Cancer UK Research data showed that the rate of breast cancer in Britain is on the rise over the last 10 years. The cancer charity now expects one in every 8 women to develop the disease.
There is a 12.5 percent increase in the number of women diagnosed with breast cancer in almost a decade, beginning in 1999 with 42,400 recorded cases increasing to 47,700 breast cancer cases in 2008. The figures were based on the data from the Cancer UK Research and were released to commemorate World Cancer Day.
In 1999, 120 in every 100,000 British women were diagnosed with breast cancer and this figure increased to 124 in 2008.
British women aged between 50 and 69 are more likely to develop breast cancer as cases rose by 6 percent among women belonging in this age bracket. On the other hand, there is a 0.5 percent decline in breast cancer cases among British women aged between 25 and 49.
Some of the factors that experts say to have contributed to breast cancer are lifestyle factors that include drinking alcohol, obesity, and fall in birth rate.

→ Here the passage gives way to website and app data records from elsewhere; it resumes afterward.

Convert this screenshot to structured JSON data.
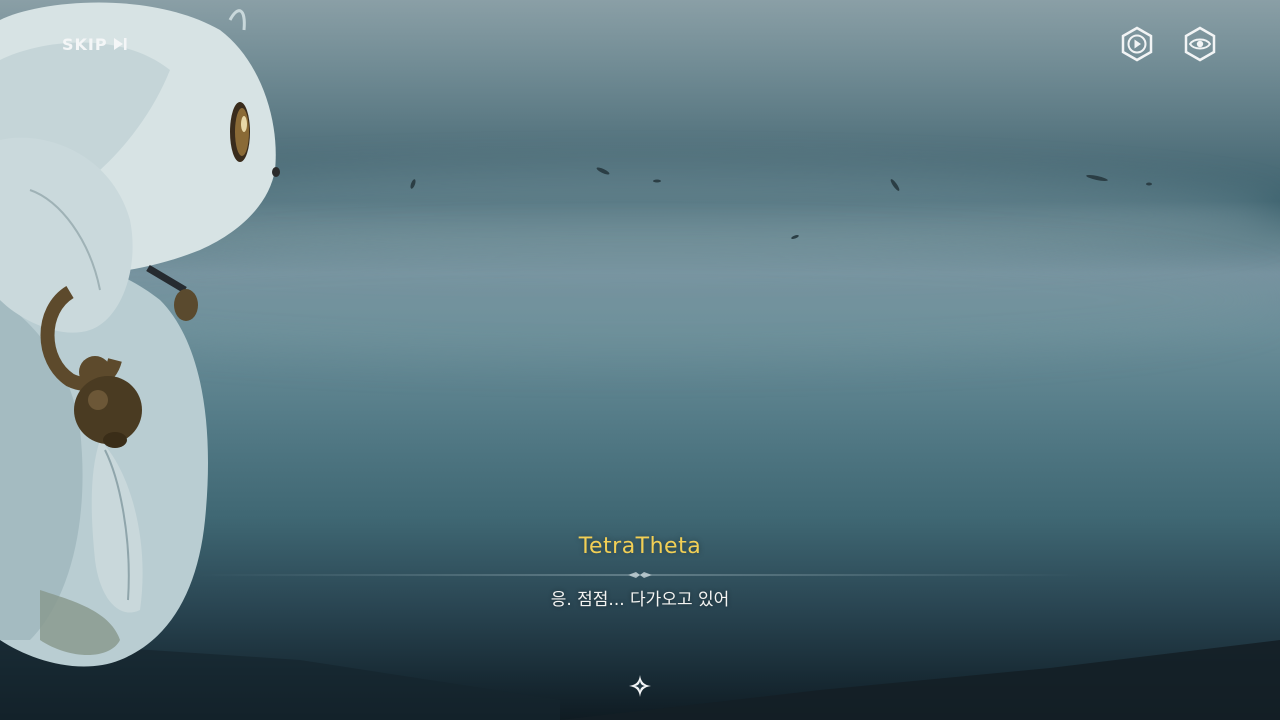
{
  "hud": {
    "skip_label": "SKIP",
    "skip_icon": "skip-forward-icon",
    "auto_play_icon": "play-icon",
    "hide_ui_icon": "eye-icon"
  },
  "dialogue": {
    "speaker": "TetraTheta",
    "line": "응. 점점... 다가오고 있어",
    "speaker_color": "#f2cf55",
    "advance_icon": "sparkle-icon"
  }
}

On the bright side, on average, 70 percent of British women who suffer from breast cancer survive the disease and go on to live for more than 10 years on average.